Friel died Saturday of cancer, according to the Bucks County Courier Times and The Philadelphia Inquirer. The Tomlinson Funeral Home in Bensalem confirmed his death.
Friel graduated from Philadelphia's Frankford High School and began his nearly three-decade-long police career in 1960. He eventually led the Organized Crime Task Force, which worked out of FBI headquarters in Philadelphia and collaborated with state police investigators from Pennsylvania and New Jersey in fighting the city's powerful mob. The task force helped prosecute more than 60 organized crime figures including Scarfo, Harry Riccobene and Salvatore Merlino.

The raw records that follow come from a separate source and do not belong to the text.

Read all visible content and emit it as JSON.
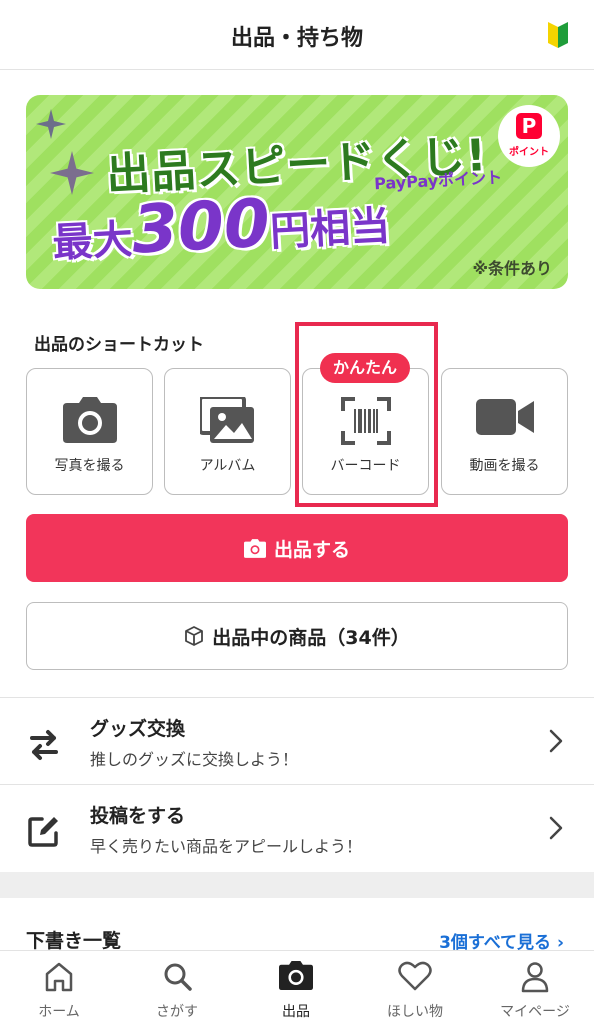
{
  "header": {
    "title": "出品・持ち物"
  },
  "banner": {
    "title": "出品スピードくじ!",
    "subtitle": "PayPayポイント",
    "amount_prefix": "最大",
    "amount_value": "300",
    "amount_suffix": "円相当",
    "note": "※条件あり",
    "badge_letter": "P",
    "badge_label": "ポイント"
  },
  "shortcuts": {
    "heading": "出品のショートカット",
    "badge": "かんたん",
    "items": [
      {
        "label": "写真を撮る",
        "icon": "camera-icon"
      },
      {
        "label": "アルバム",
        "icon": "album-icon"
      },
      {
        "label": "バーコード",
        "icon": "barcode-scan-icon"
      },
      {
        "label": "動画を撮る",
        "icon": "video-camera-icon"
      }
    ]
  },
  "actions": {
    "sell_label": "出品する",
    "listed_label": "出品中の商品（34件）"
  },
  "menu": [
    {
      "title": "グッズ交換",
      "subtitle": "推しのグッズに交換しよう！",
      "icon": "swap-arrows-icon"
    },
    {
      "title": "投稿をする",
      "subtitle": "早く売りたい商品をアピールしよう！",
      "icon": "edit-post-icon"
    }
  ],
  "drafts": {
    "title": "下書き一覧",
    "link": "3個すべて見る"
  },
  "bottom_nav": [
    {
      "label": "ホーム",
      "icon": "home-icon"
    },
    {
      "label": "さがす",
      "icon": "search-icon"
    },
    {
      "label": "出品",
      "icon": "camera-icon"
    },
    {
      "label": "ほしい物",
      "icon": "heart-icon"
    },
    {
      "label": "マイページ",
      "icon": "person-icon"
    }
  ],
  "colors": {
    "primary": "#f2355a",
    "banner_green": "#9fe060",
    "banner_purple": "#7a35c9",
    "link_blue": "#1a6fd6"
  }
}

Upper Darby public safety superintendent Michael Chitwood, a Philadelphia homicide detective when Friel was a lieutenant, told The Inquirer that it wouldn't be an exaggeration to say that Friel and the task force brought the local mob to its knees.
"I knew Frank Friel for years," Chitwood said. "He was an intelligent, articulate, hardworking guy."

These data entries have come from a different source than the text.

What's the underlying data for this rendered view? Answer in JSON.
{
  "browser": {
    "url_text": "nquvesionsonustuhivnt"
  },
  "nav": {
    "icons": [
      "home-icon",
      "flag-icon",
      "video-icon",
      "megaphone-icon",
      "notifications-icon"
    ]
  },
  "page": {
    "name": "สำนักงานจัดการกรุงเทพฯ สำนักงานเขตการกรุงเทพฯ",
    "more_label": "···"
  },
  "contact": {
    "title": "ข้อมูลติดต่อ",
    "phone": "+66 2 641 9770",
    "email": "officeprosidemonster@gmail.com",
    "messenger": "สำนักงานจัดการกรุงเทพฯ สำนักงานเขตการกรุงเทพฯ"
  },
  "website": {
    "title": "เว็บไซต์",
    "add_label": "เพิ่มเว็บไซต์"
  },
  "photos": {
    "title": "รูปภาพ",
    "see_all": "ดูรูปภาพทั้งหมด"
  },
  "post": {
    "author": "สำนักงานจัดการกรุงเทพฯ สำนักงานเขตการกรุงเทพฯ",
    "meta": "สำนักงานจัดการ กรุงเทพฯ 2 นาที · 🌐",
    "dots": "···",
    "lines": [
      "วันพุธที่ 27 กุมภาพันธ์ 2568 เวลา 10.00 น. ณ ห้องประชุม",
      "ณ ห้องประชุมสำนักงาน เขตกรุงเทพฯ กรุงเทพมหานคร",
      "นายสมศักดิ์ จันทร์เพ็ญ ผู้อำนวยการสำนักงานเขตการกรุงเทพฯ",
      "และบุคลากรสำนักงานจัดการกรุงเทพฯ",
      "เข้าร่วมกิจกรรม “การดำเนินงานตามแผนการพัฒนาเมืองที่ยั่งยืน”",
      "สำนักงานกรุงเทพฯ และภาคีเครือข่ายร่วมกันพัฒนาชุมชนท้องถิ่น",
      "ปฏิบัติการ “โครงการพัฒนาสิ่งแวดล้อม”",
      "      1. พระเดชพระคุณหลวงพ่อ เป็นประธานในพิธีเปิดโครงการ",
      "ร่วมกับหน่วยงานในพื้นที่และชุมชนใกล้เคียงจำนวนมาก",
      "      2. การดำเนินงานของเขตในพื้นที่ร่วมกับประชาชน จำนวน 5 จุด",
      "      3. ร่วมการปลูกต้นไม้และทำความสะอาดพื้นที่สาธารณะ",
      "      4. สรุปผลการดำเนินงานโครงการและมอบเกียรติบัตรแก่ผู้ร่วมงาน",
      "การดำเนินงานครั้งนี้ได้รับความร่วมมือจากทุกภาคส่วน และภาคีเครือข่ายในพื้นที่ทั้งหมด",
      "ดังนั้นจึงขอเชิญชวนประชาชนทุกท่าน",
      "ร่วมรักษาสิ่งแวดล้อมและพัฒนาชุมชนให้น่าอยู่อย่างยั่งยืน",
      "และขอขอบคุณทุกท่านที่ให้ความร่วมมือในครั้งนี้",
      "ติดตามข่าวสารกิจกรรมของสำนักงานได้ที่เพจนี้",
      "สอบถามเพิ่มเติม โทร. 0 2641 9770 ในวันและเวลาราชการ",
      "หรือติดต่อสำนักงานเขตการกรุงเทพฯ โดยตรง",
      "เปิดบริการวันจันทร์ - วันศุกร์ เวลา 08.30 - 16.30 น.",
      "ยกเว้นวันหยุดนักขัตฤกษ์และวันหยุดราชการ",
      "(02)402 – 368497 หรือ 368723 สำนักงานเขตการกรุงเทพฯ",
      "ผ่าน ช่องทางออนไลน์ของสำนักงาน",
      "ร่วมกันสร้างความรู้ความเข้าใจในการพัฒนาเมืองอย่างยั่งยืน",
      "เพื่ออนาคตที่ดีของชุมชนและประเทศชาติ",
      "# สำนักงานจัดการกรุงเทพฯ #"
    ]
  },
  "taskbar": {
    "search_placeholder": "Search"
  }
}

George Anastasia, who covered organized crime for the newspaper before retiring in 2012, said Friel was the catalyst for a change in the agenda among law enforcement agencies tracking mob crime.
Whereas agencies had previously withheld information from each other as they competed for credit, after Friel became involved, "it was about getting a result and not getting credit," Anastasia told the paper. "It would not have happened without him."
Inquirer reporter Thomas J. Gibbons Jr., a police officer-turned-journalist, recalled Friel as personable and flexible.
"He could interact with all kinds of people, be it law enforcement or the bad guys, and through that, he could bring these cases to a successful conclusion," Gibbons said.
Friel retired in 1989 and was most recently security director for Independence Visitor's Center in Philadelphia.
A decade ago, Gov. Ed Rendell named him head of the state's new gambling commission, but Friel quit a little more than a month later, saying he was tired of media scrutiny.
Friel wrote a book, "Breaking the Mob," which was published by McGraw-Hill in 1990 and republished by Warner Books in 1992.
His wife, Kathleen, called him "a good husband, father and friend," and said the couple enjoyed fishing and boating at their second home in Myrtle Beach, S.C., according to The Inquirer.
Besides his wife of 17 years, Friel is survived by daughters Rosemary Friel and Melissa Hoover; sons Timothy Friel and Jeffrey Hoover; three grandsons; a brother; and his former wife, Ida.